The value of self-introspection cannot be under-estimated in this evaluation process. You are your best judge in determining your strengths, areas of improvement and gaps that need to be filled. A conscious competence evaluation builds not just your end to end capabilities, but also your mental maturity to take up any challenge ahead of you.
Also, understand that the start-up environment is not an easy path to success. Very few hit the jackpot in the first attempt. Don’t count on their roads as poster paths that you will encounter. Similarly, while failures are important to learn from, don’t go with a mind-set that you will fail and that it is okay. This attitude sets you up for failure from the get go. Understand that there is a thin line between losing a glorious battle and going in with a mind-set to fail. Another wrong notion people have is that it is fine to drop out of college, to follow the foot-steps of Gates, Jobs and Zuckerbergs of the world. Today, if you want to join their organizations as a college drop-out, your chances are very low. To give another analogy, as you watch your favourite player ousted from a game, you can easily make the call whether it was a genuine failure or a careless one.

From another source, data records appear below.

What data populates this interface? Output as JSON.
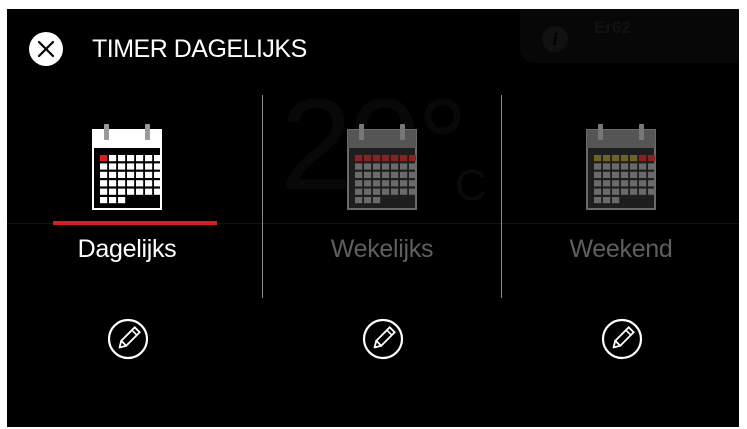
{
  "header": {
    "title": "TIMER DAGELIJKS",
    "close_icon": "close-icon"
  },
  "background": {
    "info_icon": "info-icon",
    "info_glyph": "i",
    "error_code": "Er62",
    "temperature": "20",
    "degree_symbol": "°",
    "unit": "C"
  },
  "options": [
    {
      "label": "Dagelijks",
      "icon": "calendar-icon",
      "selected": true,
      "color": "#ffffff",
      "accent": "#d51f22"
    },
    {
      "label": "Wekelijks",
      "icon": "calendar-icon",
      "selected": false,
      "color": "#5f5f5f",
      "accent": "#8a2222"
    },
    {
      "label": "Weekend",
      "icon": "calendar-icon",
      "selected": false,
      "color": "#5f5f5f",
      "accent": "#8a2222"
    }
  ],
  "edit_icon": "pencil-icon",
  "colors": {
    "background": "#000000",
    "text": "#ffffff",
    "dimmed": "#5f5f5f",
    "selection": "#d51f22"
  }
}
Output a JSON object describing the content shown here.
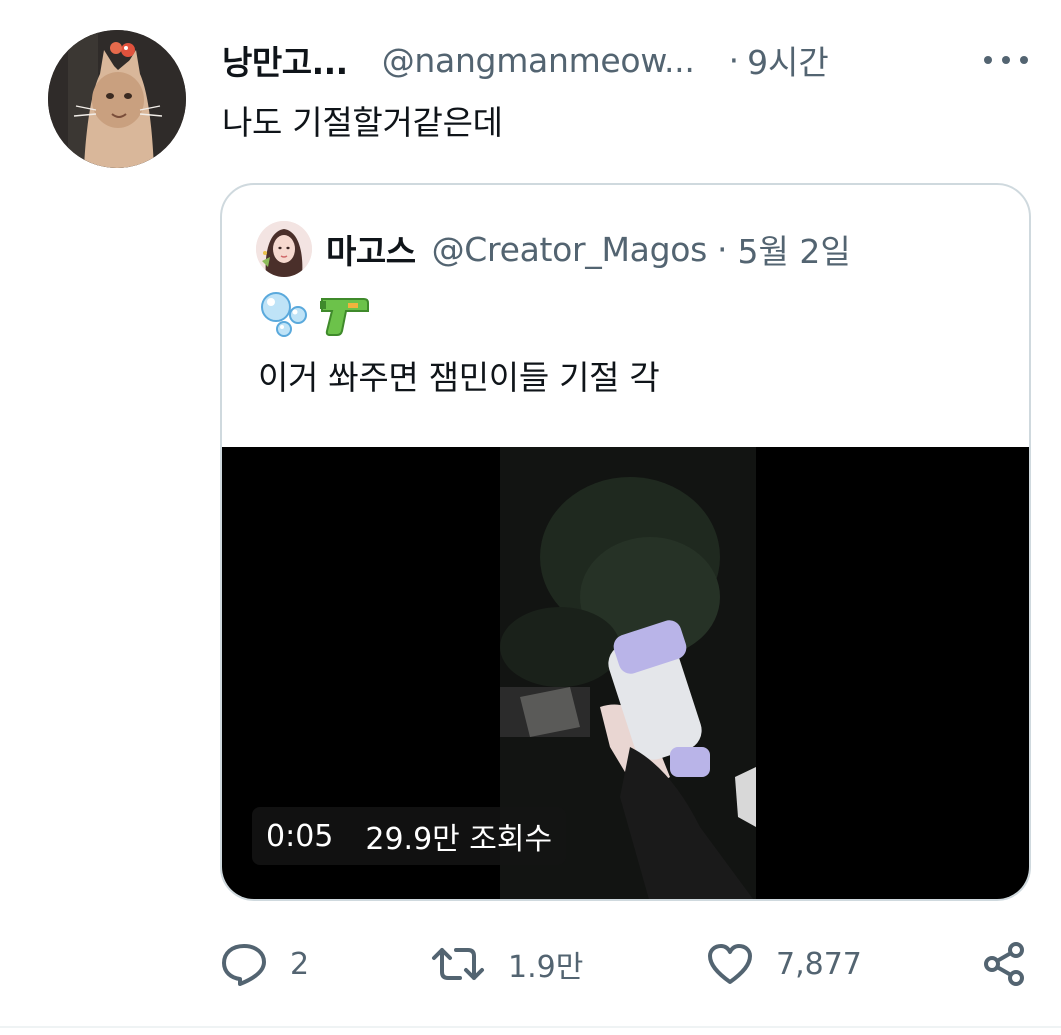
{
  "tweet": {
    "author_name": "낭만고...",
    "author_handle": "@nangmanmeow...",
    "separator": "·",
    "time": "9시간",
    "text": "나도 기절할거같은데"
  },
  "quote": {
    "author_name": "마고스",
    "author_handle": "@Creator_Magos",
    "separator": "·",
    "date": "5월 2일",
    "emojis": [
      "bubbles-emoji",
      "water-pistol-emoji"
    ],
    "text": "이거 쏴주면 잼민이들 기절 각",
    "video": {
      "duration": "0:05",
      "views": "29.9만 조회수"
    }
  },
  "actions": {
    "reply_count": "2",
    "retweet_count": "1.9만",
    "like_count": "7,877"
  },
  "icons": {
    "reply": "reply-icon",
    "retweet": "retweet-icon",
    "like": "heart-icon",
    "share": "share-icon",
    "more": "more-icon"
  },
  "colors": {
    "text_primary": "#0f1419",
    "text_secondary": "#536471",
    "border": "#cfd9de"
  }
}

With the above taken care of, you can focus on how exactly to bootstrap your start-up effort. The special mention here is that, if you are not ready on these fronts today, it is absolutely fine. Working on a start-up is not an obligation. This is an important message for today’s millennials, especially those in their crucial years of their college education, to understand. It is absolutely fine to explore start-up initiatives your colleges are associated with but there is no need for anxiety – and the start-up world is not the only place to quench your career anxieties. The world is right here. Problems are here to stay. While it is true that India is now the new land of opportunities, don’t be concerned that you will miss this ‘bubble’. You may find yourself ready for the start-up world in a few years down the line. Or even if you don’t, it is completely fine. You need to understand that you can make a difference wherever you are – whether it is in an established enterprise, a start-up or an organization that is somewhere in-between.
Wherever you are, organizations need all kinds of people – strong execution players are as important as the visionaries and founders themselves.
Their contribution in taking the company to the next level is equally, if not more worthy, than founding the company itself.
I see not just the young crowd but even industry veterans grappling with this question of ‘Start-Ups vs. Established Players,’ to stay relevant in their workplace. When an educated call is made, at-least along the lines discussed above to start with, we not only help ourselves and our careers but also the industry at large and help ensure what we are experiencing now is not a bubble and that it is here to stay.
Mohit Saxena is CO-Founder & CTO on inMobi, where he is currently heading the technology group at Global mobile ad network InMobi. He is responsible for providing strategic technical guidance to the business and leading the operational and development teams that are involved in building high performance and geographically dispersed scalable/fault tolerant enterprise systems.